Similarly, the string being tuned may be tuned to produce a lower note than its open tuned condition by the depression of a selected pedal connected with the lowering lever rod 126 which pivots the lowering lever 76 to its dotted line position of FIG. 3 and similarly pivots the depending end portion of the puller arm 84 rearwardly and decreases the tension of the associated string. The magnitude of the movement of the lowering lever and puller arm is selectively adjusted to produce the desired note by adjustment of the clutch nut 120 on the lowering rod 126.

Split tuning of any one of the strings 32 may be achieved by separately connecting both the raising lever rod 102 and lowering lever rod 126 by a pair of the activators 103 mounted on one of the activator bars 108 and angularly rotated by a pedal. This is accomplished by adjusting the clutch nuts 120 so that both the raising lever 74 and lowering lever 76 are moved a selected distance toward their respective dotted line positions of FIGS. 2 and 3 thus disposing the puller arm in a position intermediate its previously adjusted string tightening and loosening positions. Thus, one rod may be used to produce a higher, a lower and a split tuned note with respect to the open tuned condition of a string.

Obviously the invention is susceptible to changes or alterations without defeating its practicability.
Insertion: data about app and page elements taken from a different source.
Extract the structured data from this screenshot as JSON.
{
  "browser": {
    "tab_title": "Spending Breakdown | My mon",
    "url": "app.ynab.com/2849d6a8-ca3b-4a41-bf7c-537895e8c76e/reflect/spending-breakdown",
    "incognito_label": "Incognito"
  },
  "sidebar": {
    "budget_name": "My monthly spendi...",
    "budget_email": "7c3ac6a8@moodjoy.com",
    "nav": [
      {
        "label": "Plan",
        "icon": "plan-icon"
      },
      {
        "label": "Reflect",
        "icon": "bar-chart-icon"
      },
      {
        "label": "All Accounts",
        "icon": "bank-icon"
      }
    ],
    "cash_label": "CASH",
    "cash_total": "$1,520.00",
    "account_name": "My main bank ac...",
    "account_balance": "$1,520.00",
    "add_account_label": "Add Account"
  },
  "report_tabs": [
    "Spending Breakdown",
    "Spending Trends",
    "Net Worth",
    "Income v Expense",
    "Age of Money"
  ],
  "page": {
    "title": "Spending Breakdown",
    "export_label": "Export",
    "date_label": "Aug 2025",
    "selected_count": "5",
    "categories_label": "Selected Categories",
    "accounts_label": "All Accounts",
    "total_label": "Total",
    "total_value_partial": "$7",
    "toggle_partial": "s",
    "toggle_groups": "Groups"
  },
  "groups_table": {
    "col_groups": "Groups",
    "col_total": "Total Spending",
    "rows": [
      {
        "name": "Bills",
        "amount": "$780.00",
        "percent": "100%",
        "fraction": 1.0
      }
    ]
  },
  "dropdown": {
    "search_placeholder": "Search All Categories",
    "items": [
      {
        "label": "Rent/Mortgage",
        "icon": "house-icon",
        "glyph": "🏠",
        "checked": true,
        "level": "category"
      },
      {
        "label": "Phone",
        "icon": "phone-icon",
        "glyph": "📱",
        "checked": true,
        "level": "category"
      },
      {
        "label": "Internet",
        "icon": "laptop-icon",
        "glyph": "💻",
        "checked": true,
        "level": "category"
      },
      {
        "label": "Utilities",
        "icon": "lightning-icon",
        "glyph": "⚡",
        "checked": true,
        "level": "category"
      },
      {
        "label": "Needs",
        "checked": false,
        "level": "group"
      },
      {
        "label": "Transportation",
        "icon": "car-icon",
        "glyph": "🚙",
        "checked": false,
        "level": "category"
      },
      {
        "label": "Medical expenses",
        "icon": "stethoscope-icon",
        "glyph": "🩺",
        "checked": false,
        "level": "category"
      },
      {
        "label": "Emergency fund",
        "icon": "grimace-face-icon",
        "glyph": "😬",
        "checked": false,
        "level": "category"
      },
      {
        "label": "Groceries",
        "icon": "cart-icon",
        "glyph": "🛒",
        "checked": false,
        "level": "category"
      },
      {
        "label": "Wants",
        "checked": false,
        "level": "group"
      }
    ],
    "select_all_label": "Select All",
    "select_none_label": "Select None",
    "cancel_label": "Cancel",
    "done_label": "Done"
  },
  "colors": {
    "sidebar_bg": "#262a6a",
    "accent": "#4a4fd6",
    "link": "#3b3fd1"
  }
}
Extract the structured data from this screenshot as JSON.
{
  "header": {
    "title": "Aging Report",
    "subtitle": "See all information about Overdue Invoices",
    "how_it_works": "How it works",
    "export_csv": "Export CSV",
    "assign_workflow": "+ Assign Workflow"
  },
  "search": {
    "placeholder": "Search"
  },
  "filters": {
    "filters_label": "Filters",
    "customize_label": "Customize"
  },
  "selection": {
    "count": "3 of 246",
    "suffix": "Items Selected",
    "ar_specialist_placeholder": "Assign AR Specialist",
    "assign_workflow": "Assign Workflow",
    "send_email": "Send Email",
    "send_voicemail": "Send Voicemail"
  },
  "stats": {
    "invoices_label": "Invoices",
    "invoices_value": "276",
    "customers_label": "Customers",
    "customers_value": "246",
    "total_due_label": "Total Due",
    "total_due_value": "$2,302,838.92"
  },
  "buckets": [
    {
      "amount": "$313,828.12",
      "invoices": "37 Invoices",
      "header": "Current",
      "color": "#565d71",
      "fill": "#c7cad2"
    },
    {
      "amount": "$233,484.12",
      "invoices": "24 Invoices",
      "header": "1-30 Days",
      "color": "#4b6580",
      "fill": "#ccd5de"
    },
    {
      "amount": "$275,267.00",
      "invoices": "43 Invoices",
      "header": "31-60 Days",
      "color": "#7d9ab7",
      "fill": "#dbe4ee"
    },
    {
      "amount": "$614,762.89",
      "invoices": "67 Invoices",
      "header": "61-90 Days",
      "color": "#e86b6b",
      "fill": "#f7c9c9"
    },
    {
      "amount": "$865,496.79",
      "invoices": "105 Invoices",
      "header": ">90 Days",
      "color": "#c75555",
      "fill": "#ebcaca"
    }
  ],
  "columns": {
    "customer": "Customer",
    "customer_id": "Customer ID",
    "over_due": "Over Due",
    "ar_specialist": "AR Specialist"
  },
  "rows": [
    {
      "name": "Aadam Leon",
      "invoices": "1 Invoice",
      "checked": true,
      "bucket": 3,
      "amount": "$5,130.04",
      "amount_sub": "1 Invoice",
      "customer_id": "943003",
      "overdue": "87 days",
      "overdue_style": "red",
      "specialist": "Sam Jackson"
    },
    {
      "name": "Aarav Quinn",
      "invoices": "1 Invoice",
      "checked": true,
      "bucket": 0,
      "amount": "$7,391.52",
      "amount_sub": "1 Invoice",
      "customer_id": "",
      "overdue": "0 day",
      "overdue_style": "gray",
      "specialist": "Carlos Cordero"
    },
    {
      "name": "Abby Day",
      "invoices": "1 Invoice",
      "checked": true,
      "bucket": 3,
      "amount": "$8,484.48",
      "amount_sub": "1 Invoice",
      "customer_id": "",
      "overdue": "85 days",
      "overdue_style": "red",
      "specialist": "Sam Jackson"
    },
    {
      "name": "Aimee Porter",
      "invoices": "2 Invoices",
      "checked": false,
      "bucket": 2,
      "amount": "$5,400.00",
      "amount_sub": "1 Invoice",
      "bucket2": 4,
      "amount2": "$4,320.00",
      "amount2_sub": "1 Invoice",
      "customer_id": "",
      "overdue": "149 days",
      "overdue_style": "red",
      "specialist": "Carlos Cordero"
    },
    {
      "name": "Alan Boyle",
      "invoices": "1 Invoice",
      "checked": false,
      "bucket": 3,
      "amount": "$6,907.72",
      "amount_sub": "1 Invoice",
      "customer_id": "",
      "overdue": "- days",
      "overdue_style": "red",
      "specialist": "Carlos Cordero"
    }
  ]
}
Therefore, we do not wish to be confined to the preferred embodiment shown in the drawing and described herein.

Patent Citations
Cited PatentFiling datePublication dateApplicantTitle
US3440920 *Nov 1, 1966Apr 29, 1969Norwood Paul JString tension adjustment device for stringed instrument
US3748943 *Apr 7, 1972Jul 31, 1973Emmons Guitar Co IncString mounting and adjustment for steel guitars
US4077296 *Feb 3, 1976Mar 7, 1978Delmar Eugene MullenTone control and tuning apparatus for a stringed instrument
US4157050 *Jun 6, 1977Jun 5, 1979Emmons Guitar Company, Inc.Pedal guitar
DE2745636A1 *Oct 11, 1977Apr 12, 1979Herbert BauerfeindMusical instrument with individual string tuning - uses height adjustment of bridge piece for each string
Referenced by
Citing PatentFiling datePublication dateApplicantTitle
US4704935 *Oct 3, 1986Nov 10, 1987Franklin Paulie HStringed musical instrument
US5044247 *Apr 27, 1990Sep 3, 1991Stepp Charles FString tension adjusting mechanism for a steel guitar
US6972360Sep 16, 2003Dec 6, 2005Gary EkinStringed musical instrument
US7645927 *Aug 28, 2008Jan 12, 2010David H JacksonPitch adjustment device for string instruments
US8044287 *Jan 13, 2010Oct 25, 2011Jackson David HPitch adjustment device for string instruments
US20110167980 *Jul 14, 2011Jackson David HPitch adjustment device for string instruments
Classifications
U.S. Classification84/312.00P, 984/120
International ClassificationG10D3/14
Cooperative ClassificationG10D3/143
European ClassificationG10D3/14B
Legal Events
DateCodeEventDescription
Jan 21, 1986FPAYFee payment
Year of fee payment: 4
Mar 6, 1990REMIMaintenance fee reminder mailed
Aug 5, 1990LAPSLapse for failure to pay maintenance fees
Oct 16, 1990FPExpired due to failure to pay maintenance fee
Effective date: 19900805